TASK DESCRIPTION >> For each line below that contains the word "label", make a copy.

TASK MATERIAL >>
==================================================

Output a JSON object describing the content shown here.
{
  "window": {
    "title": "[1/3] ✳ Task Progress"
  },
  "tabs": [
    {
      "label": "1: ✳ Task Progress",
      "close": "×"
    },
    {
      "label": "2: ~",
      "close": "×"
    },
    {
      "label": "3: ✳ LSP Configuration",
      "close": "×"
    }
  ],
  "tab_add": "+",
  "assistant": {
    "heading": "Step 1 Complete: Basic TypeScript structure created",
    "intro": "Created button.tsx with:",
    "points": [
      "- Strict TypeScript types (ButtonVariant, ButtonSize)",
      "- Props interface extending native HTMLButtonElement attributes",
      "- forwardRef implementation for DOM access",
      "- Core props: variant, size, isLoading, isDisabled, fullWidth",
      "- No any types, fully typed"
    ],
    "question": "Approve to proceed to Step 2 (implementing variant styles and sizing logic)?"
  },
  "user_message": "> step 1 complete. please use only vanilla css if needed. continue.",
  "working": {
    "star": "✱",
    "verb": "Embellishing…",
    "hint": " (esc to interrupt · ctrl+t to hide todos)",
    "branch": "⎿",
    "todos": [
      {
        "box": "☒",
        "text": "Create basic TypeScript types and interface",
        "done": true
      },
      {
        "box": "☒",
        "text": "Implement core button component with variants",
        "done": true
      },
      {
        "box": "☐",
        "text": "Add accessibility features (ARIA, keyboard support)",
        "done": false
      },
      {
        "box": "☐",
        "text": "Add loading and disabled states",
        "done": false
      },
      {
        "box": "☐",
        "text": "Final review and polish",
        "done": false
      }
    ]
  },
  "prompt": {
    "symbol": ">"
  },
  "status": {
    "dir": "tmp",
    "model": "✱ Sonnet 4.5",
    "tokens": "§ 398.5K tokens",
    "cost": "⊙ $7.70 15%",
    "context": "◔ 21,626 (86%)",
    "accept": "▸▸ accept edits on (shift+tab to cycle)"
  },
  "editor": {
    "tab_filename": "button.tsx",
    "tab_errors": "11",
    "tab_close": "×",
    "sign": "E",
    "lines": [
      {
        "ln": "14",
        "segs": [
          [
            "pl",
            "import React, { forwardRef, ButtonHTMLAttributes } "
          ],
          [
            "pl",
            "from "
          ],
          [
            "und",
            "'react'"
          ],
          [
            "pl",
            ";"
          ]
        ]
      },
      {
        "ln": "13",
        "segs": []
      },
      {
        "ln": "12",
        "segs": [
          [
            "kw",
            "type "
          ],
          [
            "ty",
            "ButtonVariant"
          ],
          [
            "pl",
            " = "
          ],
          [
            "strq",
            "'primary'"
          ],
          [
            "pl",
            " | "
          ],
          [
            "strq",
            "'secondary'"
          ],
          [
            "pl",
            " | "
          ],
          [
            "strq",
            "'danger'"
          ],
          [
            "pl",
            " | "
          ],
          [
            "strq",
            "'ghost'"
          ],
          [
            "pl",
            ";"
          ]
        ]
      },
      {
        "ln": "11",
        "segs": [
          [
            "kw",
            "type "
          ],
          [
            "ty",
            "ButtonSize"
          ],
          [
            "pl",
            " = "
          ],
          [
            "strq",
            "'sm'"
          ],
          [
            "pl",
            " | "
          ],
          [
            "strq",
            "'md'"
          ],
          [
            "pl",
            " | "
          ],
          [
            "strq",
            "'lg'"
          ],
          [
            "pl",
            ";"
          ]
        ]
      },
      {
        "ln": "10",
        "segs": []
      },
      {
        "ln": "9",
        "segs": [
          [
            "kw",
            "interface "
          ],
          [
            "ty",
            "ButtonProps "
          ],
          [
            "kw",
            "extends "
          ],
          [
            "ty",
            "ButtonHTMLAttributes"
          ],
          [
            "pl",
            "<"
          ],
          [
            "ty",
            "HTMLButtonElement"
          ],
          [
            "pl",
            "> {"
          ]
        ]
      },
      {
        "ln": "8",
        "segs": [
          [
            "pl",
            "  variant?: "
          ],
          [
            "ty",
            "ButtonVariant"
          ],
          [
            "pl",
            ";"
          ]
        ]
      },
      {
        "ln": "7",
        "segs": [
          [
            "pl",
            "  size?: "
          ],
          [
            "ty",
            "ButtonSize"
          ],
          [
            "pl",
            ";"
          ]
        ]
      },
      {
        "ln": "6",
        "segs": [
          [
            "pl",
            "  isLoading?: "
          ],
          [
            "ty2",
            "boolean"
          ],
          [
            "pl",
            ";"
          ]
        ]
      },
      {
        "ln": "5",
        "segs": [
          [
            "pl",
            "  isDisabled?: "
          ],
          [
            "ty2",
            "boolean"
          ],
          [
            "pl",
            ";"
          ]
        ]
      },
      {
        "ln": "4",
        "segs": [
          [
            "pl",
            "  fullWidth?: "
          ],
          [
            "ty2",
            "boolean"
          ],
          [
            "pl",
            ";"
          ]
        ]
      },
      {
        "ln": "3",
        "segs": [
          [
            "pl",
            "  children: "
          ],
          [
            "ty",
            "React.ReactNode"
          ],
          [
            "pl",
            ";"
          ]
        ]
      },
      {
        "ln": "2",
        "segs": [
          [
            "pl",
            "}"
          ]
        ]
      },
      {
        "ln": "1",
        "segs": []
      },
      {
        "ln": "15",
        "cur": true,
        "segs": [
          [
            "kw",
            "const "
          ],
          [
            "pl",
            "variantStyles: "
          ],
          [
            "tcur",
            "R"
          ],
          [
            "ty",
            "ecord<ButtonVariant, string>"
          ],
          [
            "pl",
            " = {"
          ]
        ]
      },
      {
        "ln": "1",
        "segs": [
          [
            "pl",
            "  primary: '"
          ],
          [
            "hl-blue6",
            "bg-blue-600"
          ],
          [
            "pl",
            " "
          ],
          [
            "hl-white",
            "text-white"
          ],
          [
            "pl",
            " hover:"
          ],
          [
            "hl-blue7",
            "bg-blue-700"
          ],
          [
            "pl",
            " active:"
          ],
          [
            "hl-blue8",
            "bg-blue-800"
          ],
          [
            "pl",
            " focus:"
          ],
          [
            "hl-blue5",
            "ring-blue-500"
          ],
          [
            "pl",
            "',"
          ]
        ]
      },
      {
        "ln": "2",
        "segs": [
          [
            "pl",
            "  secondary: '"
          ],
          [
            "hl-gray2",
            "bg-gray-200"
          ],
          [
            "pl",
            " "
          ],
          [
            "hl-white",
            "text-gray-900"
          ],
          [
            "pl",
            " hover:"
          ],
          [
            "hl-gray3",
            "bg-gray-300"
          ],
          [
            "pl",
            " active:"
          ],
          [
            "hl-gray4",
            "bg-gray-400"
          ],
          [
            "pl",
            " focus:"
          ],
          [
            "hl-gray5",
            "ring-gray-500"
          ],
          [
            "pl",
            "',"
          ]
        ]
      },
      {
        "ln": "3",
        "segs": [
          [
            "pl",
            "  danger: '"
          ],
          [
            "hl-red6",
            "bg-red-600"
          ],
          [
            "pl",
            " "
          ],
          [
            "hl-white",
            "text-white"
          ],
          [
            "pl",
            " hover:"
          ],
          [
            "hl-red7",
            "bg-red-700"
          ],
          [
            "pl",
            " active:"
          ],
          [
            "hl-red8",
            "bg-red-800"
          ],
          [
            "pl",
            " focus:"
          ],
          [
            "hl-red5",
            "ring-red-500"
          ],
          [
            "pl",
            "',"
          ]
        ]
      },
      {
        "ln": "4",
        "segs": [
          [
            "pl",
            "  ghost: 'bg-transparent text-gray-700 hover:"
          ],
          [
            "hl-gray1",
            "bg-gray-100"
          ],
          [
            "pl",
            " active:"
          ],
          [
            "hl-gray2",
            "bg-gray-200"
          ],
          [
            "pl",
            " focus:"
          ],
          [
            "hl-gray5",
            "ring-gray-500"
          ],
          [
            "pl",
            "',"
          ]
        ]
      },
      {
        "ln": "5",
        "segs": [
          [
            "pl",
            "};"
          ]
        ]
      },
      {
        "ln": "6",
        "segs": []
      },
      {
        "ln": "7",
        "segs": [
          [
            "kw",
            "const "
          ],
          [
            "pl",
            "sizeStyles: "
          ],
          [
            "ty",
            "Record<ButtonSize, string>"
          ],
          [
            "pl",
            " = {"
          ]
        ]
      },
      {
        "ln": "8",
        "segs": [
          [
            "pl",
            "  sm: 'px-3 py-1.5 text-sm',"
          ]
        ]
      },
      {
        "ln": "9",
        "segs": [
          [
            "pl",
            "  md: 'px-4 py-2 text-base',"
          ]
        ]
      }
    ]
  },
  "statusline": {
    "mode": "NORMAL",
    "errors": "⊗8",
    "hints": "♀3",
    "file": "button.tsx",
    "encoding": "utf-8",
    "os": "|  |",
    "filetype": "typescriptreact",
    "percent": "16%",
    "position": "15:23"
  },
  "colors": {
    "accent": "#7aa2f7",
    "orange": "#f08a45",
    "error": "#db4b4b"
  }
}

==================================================

ANSWER SPACE >>
      "label": "1: ✳ Task Progress",
      "label": "2: ~",
      "label": "3: ✳ LSP Configuration",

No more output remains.